I’ve mentioned elsewhere that I’m a fan of cloudflare’s services and recently came across their teams service. The thing I like about cloudflare’s services is they always tend to offer a free tier aimed at smaller networks and/or startups. These free services are ideal for home networks so game on!
Their teams services (update: now renamed Cloudflare Zero Trust) is basically split into two services; Access and Gateway. Access is their version of a VPN service and at the moment I’m not interested in that element. It’s the Gateway service that piqued my interest.
Gateway in a nutshell is a next-gen firewall that can provide protection from malware, ransomware, phishing, command & control etc via a DNS filtering service. The documentation you need is here but all I had to do was add my home network as a location. Cloudflare then provides you with a unique DNS-over-HTTPS endpoint – add this as the DNS resolver to your router (or pi-holes in my case) and job is a good ‘un’.
You can then create a DNS policy to take advantage of cloudflare’s filtering service. I know the pi-holes are filtering to some extent but their filtering capabilities are only as good as the lists I’m making use of so a belt and braces approach makes sense. Within the cloudflare policies I’ve turned on blocking for all the ‘bad’ security categories as defined by cloudflare,, these include C&C, botnets, malware, phishing domains, known spam domains etc etc. If a host on my network tries to access a site that is in cloudflare’s block list the domain just won’t resolve.

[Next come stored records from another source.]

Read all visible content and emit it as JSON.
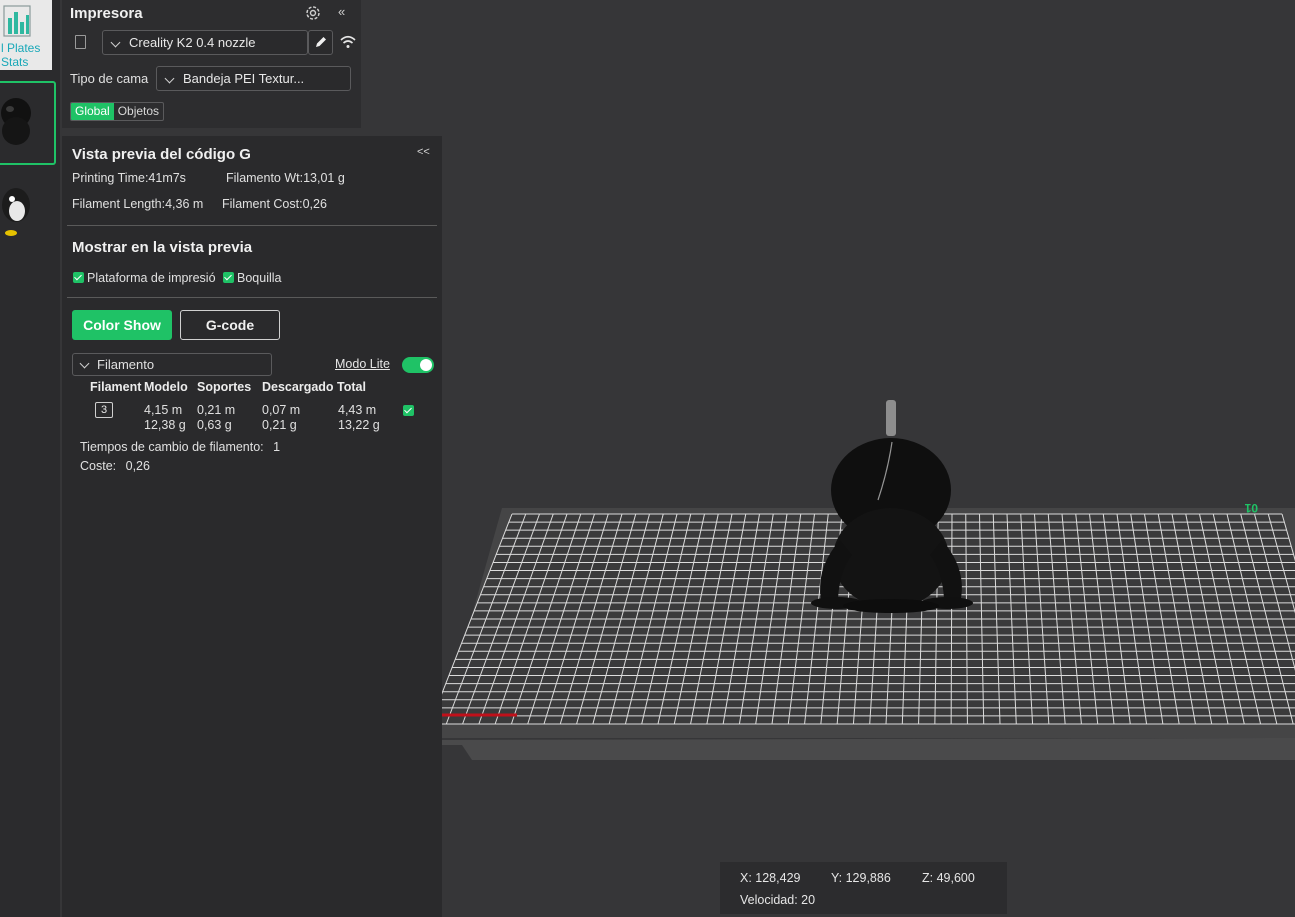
{
  "thumbnails": {
    "stats_label": "l Plates Stats",
    "stats_line1": "l Plates",
    "stats_line2": "Stats"
  },
  "printer": {
    "title": "Impresora",
    "collapse": "«",
    "printer_name": "Creality K2 0.4 nozzle",
    "bed_label": "Tipo de cama",
    "bed_value": "Bandeja PEI Textur...",
    "tabs": [
      "Global",
      "Objetos"
    ],
    "active_tab": "Global"
  },
  "gcode_preview": {
    "title": "Vista previa del código G",
    "collapse": "<<",
    "printing_time": "Printing Time:41m7s",
    "filament_wt": "Filamento Wt:13,01 g",
    "filament_length": "Filament Length:4,36 m",
    "filament_cost": "Filament Cost:0,26",
    "show_title": "Mostrar en la vista previa",
    "show_bed": "Plataforma de impresió",
    "show_nozzle": "Boquilla",
    "btn_color_show": "Color Show",
    "btn_gcode": "G-code",
    "view_select": "Filamento",
    "modo_lite": "Modo Lite",
    "modo_lite_on": true,
    "table": {
      "headers": [
        "Filament",
        "Modelo",
        "Soportes",
        "Descargado",
        "Total"
      ],
      "row": {
        "slot": "3",
        "modelo_m": "4,15 m",
        "modelo_g": "12,38 g",
        "soportes_m": "0,21 m",
        "soportes_g": "0,63 g",
        "descargado_m": "0,07 m",
        "descargado_g": "0,21 g",
        "total_m": "4,43 m",
        "total_g": "13,22 g",
        "visible": true
      }
    },
    "changes_label": "Tiempos de cambio de filamento:",
    "changes_value": "1",
    "cost_label": "Coste:",
    "cost_value": "0,26"
  },
  "viewport": {
    "plate_number": "01",
    "coords": {
      "x": "X: 128,429",
      "y": "Y: 129,886",
      "z": "Z: 49,600",
      "speed": "Velocidad: 20"
    }
  },
  "colors": {
    "accent": "#1fc266",
    "panel": "#2a2a2c",
    "background": "#363638"
  }
}
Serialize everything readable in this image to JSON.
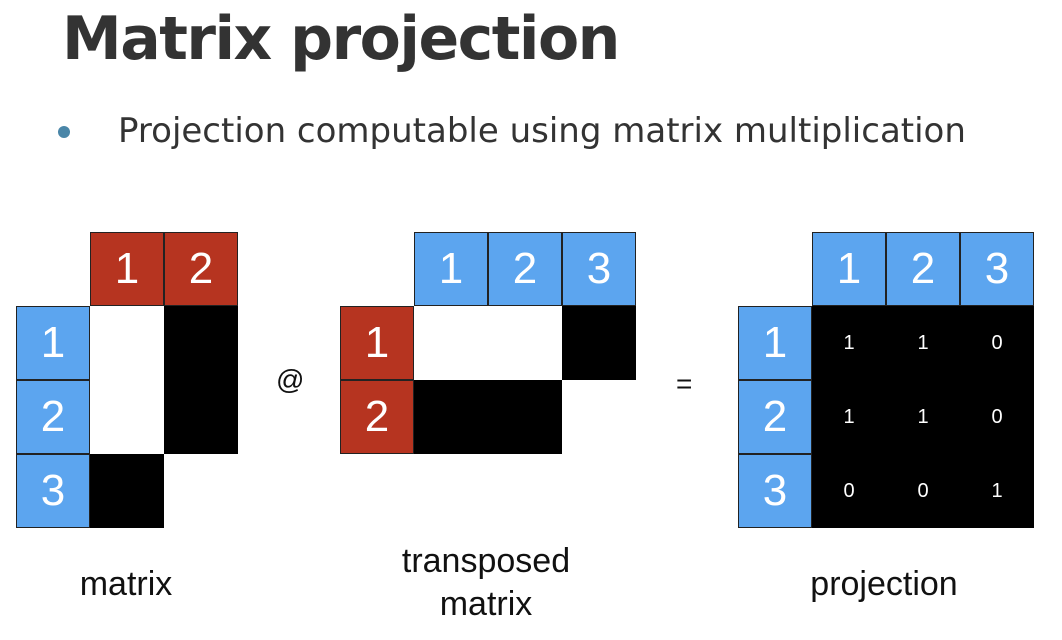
{
  "slide": {
    "title": "Matrix projection",
    "bullet": "Projection computable using matrix multiplication"
  },
  "colors": {
    "header_blue": "#5ca5ef",
    "header_red": "#b63420",
    "filled": "#000000",
    "empty": "#ffffff",
    "bullet_dot": "#4a86a8"
  },
  "matrix": {
    "caption": "matrix",
    "col_headers": [
      "1",
      "2"
    ],
    "row_headers": [
      "1",
      "2",
      "3"
    ],
    "cells": [
      [
        0,
        1
      ],
      [
        0,
        1
      ],
      [
        1,
        null
      ]
    ]
  },
  "transposed": {
    "caption_line1": "transposed",
    "caption_line2": "matrix",
    "col_headers": [
      "1",
      "2",
      "3"
    ],
    "row_headers": [
      "1",
      "2"
    ],
    "cells": [
      [
        0,
        0,
        1
      ],
      [
        1,
        1,
        null
      ]
    ]
  },
  "operators": {
    "matmul": "@",
    "equals": "="
  },
  "projection": {
    "caption": "projection",
    "col_headers": [
      "1",
      "2",
      "3"
    ],
    "row_headers": [
      "1",
      "2",
      "3"
    ],
    "values": [
      [
        "1",
        "1",
        "0"
      ],
      [
        "1",
        "1",
        "0"
      ],
      [
        "0",
        "0",
        "1"
      ]
    ]
  }
}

Your cloudflare dashboard will also give you a nice little breakdown of the DNS requsts that have been resolved:
I’m quite happy with my DNS provision now. My network clients (and guest users) use the pi-holes for DNS resolution, they block or allow access and strip out all the ads, they also resolve via cloudflare using DoH and cloudflare also blocks or allows depending on the security risk of the destination domain.